"It was certainly one of the top three moments I’ve had doing sketch comedy," she added.

Saturday Night Live - Season 47
McKinnon revived her alien abductee character, Colleen Rafferty, in her final episode of "Saturday Night Live."NBC

Though McKinnon relished making her co-stars break character, she cringed whenever she herself laughed during a sketch.

"I felt ashamed, because we’re not supposed to (break character), and there’s something unprofessional about it. And yet sometimes it was just too fun," she said.

"There was a hint, I guess, of wanting the audience to know like, Oh, man, I love this. You have no idea how much I love Aidy Bryant and how much I love this job and how much I love these jokes. So sometimes I would allow myself to just go there," she added.

The "Office Christmas Party" star revived the character of Colleen one last time to say goodbye to fans during her final "SNL" episode in May.

"I felt like I really did just want to say, 'Thank you. And thank you for watching.' But then I had an unexpected moment when I was walking out of the studio, an hour or so later, and there was still a bunch of people waiting. I got to, like, give a bunch of hugs and I felt like, Wow, this is why I was doing this the whole time," she recalled.
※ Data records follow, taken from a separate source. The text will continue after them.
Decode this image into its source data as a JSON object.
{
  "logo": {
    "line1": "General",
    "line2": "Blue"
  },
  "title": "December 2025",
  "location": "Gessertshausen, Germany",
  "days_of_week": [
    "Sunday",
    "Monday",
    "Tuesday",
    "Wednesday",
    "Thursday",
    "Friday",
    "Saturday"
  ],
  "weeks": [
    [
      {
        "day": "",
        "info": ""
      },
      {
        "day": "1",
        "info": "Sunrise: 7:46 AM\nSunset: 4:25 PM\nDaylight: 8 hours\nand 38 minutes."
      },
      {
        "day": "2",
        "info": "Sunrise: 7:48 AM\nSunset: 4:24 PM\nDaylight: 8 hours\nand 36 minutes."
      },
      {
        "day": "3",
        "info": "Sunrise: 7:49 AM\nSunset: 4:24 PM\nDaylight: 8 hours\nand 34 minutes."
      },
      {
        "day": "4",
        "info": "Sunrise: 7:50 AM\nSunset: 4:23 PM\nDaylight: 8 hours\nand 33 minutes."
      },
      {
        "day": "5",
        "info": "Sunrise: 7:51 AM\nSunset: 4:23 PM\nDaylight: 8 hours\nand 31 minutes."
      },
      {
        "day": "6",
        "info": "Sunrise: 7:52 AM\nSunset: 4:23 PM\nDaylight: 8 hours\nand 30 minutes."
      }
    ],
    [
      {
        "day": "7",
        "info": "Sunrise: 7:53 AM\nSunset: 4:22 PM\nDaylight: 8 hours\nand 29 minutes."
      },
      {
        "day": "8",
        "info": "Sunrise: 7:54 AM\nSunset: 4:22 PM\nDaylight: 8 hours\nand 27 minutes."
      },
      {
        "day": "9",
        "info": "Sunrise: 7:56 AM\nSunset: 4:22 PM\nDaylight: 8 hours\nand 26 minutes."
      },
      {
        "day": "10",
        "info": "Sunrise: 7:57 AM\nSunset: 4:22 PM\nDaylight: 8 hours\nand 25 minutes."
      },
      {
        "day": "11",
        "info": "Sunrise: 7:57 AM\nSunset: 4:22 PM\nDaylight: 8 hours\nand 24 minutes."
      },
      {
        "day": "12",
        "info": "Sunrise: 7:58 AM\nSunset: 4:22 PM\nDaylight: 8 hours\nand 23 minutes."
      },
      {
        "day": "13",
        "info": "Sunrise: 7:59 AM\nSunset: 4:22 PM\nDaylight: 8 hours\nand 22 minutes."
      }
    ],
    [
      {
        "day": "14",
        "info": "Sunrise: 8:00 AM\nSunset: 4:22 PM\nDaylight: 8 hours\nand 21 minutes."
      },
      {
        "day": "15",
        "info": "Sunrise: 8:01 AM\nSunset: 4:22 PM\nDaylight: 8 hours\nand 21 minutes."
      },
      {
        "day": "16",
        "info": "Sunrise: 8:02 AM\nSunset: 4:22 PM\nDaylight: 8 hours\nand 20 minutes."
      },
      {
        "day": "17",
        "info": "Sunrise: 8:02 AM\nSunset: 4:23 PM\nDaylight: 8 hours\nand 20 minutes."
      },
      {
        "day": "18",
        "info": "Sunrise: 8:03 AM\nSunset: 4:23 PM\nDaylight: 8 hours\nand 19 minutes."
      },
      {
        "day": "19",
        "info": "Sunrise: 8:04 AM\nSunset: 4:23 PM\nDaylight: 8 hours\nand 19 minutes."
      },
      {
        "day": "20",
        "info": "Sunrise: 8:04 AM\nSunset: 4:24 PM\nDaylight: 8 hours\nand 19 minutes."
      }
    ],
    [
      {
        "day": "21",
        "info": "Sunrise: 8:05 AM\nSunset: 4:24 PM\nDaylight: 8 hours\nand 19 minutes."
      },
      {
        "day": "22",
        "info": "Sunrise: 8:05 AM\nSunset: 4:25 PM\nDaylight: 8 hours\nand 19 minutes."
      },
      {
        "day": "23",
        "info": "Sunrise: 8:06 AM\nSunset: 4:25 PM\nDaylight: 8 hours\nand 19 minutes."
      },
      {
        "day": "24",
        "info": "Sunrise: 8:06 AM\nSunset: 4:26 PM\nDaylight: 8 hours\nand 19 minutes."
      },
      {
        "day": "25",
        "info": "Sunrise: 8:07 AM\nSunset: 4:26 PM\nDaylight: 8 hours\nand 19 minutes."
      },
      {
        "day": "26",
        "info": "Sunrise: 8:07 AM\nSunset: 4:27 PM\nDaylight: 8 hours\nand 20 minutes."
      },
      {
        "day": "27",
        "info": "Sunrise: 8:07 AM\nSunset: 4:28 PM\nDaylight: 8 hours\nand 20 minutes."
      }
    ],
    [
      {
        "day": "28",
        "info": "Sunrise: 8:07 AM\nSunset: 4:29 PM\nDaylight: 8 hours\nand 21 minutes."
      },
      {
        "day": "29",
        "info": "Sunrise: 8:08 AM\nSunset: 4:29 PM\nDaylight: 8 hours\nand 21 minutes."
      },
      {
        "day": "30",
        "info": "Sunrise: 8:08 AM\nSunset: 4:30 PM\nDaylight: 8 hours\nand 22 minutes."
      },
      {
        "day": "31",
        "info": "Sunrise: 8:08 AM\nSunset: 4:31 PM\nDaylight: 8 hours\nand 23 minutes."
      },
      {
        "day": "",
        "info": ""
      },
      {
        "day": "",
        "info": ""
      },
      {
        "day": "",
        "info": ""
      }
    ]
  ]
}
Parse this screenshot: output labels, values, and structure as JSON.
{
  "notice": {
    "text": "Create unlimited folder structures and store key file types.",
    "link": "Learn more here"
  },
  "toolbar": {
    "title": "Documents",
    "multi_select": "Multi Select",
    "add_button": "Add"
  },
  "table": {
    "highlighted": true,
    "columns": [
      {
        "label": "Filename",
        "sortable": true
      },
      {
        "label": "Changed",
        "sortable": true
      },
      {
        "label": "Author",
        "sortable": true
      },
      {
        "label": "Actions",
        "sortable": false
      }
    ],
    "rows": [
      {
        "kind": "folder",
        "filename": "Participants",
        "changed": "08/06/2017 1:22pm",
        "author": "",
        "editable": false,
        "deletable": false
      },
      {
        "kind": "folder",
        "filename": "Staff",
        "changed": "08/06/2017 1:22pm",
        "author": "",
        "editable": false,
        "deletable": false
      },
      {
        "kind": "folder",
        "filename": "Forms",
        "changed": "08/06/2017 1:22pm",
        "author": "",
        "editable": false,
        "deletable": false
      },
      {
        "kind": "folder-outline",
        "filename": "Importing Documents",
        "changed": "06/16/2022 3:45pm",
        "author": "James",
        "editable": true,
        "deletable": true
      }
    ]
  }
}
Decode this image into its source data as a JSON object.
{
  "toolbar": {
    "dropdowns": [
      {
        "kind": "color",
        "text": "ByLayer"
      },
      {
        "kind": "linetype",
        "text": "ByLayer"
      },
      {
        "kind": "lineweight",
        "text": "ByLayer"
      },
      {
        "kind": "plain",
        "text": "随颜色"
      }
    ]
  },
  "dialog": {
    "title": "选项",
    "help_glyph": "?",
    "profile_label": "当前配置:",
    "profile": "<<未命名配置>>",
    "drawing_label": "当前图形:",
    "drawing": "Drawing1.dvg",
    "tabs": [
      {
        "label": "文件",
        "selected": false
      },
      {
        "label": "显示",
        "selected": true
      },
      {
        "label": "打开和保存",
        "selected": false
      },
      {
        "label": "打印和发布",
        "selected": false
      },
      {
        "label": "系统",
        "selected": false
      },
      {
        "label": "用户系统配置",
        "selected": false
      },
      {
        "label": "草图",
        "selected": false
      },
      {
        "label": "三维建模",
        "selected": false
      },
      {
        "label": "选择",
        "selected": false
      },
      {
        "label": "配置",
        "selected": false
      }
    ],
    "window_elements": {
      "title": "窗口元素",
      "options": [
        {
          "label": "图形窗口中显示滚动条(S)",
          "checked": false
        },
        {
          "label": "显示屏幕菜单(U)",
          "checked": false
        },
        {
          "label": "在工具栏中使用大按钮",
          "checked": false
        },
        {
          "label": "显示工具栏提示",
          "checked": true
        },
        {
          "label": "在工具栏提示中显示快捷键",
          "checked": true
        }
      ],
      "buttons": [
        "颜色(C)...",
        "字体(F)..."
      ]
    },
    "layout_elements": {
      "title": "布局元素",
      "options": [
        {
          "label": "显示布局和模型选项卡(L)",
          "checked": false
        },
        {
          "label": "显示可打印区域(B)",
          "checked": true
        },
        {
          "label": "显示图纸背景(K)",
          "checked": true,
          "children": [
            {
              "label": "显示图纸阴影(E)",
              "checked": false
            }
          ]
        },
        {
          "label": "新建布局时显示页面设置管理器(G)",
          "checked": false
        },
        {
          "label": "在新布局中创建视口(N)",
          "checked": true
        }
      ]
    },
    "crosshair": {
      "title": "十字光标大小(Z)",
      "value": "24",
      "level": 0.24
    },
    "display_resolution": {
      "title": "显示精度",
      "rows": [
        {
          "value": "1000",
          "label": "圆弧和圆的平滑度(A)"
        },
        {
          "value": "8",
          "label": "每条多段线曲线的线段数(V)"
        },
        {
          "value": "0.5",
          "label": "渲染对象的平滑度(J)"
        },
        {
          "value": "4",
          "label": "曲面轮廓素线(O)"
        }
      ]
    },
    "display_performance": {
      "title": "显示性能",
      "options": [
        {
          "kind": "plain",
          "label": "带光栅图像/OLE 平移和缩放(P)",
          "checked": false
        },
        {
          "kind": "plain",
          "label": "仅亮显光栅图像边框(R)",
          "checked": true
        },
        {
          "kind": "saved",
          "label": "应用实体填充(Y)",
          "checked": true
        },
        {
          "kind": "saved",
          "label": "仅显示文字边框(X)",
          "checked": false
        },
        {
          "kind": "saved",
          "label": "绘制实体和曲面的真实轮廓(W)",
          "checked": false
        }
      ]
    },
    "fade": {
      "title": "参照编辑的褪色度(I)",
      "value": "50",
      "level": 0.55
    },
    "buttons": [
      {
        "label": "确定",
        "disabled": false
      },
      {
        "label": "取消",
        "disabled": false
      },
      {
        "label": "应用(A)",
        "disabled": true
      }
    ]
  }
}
Leaving "SNL" was not an easy decision for McKinnon. The actor explained last month on "Live with Kelly and Ryan" that her "body was tired" after more than a decade of the show's famously tough schedule.

"I definitely was not sure when the right time to go was. Leaving was in the back of my mind for a while, because it’s just a grueling schedule," McKinnon reiterated during the podcast interview.

"I mean, I could do it for the rest of my life, happily, if the schedule were not so grueling and if I was not naturally a person who liked to wake up at 8 a.m. and go to bed at midnight," she added.

However, when it came time to tell Lorne Michaels, the show's creator and producer, that she was planning to leave, McKinnon was overwhelmed with emotion.

"Telling Lorne was really hard," McKinnon said, fighting back tears again. "He knew it was coming. He was very sweet. But he has been a father figure to me, and so much more."

"It was just really hard — simple human emotions, not wanting to say good-bye to something you love."